That racial abuse has become a common, nearly routine experience for international students of colour exchanging in member countries of the Organisation for Economic Co-operation and Development (OECD), is jarring but unsurprising and unfortunately not widely reported. A combination of unfamiliarity with their host country’s law enforcement system, or a distrust of it altogether, discourages students like Miguel from reporting these incidents to the authorities.

The popular expectation of Europe as a socially liberal and tolerant continent, in conjunction with its image of cosmopolitan sophistication, is what makes Europe such an appealing exchange destination. In this light, it is easy to view these spontaneous incidents of physical and verbal xenophobia as deeply disappointing aberrations of the progressive European norm. But in reality, we can not divorce incidents of xenophobia and racism from the political and structural developments across the continent that are now inciting nationalist populist fervour.

A banner strewn over the side of the main underpass in the provincial Catalonian town of Girona read “pisos per a residents, no estudiants” (flats for residents, not students) and urban graffiti reading “barcelona no per als turistes” (Barcelona not for tourists) can be found all around the city. Whilst radical left-anarchism and secular progressivism has shaped the political history of Spain’s Catalonia region, it has similarly been unified by an uneasy concoction of historic provincialism and soft ethnic nationalism. So in the frenetic context of hyper-gentrification, high rent, and unemployment, foreigners and international students, by virtue of their otherness, are perceived as part of the problem.

These problems are not unique to Europe. At home, an international student from Pakistan studying at Newcastle University was recently bashed by a group of locals on account of his nationality. This incident, the most physically violent in recent memory, follows a deeply disturbing trend of hostility and abuse lobbied against international students studying in Australia.
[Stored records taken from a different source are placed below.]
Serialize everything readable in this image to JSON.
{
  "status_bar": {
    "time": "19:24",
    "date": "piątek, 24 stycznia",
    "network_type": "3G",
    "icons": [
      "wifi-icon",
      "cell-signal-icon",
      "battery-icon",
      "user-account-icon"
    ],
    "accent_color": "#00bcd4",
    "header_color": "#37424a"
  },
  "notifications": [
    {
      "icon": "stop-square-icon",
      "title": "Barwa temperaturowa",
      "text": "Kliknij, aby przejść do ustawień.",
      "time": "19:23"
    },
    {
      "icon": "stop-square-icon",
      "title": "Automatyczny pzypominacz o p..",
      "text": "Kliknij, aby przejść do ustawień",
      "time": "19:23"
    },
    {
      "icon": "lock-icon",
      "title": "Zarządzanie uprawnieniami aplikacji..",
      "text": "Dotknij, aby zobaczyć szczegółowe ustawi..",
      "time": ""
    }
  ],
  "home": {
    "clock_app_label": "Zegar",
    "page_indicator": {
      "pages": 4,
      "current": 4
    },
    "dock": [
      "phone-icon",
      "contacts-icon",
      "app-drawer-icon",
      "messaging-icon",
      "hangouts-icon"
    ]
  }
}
With the volume of international students studying in Australia, and abroad elsewhere, only set to increase next year, it is easy to misconstrue these students as additional ‘competition’ and burdens on countries beset with socio-economic anxiety. In such circumstance, race and identity once again come to the fore, as facile and intuitive instruments to sort the ‘good’ foreigners from the bad. Having experienced both sides of the domestic-international student binary, my exchange in Europe has highlighted how despite their fragility and vacuity, nationalised identities are still powerful proxies that set the boundaries between inclusion and exclusion and, at times, violence and nonviolence.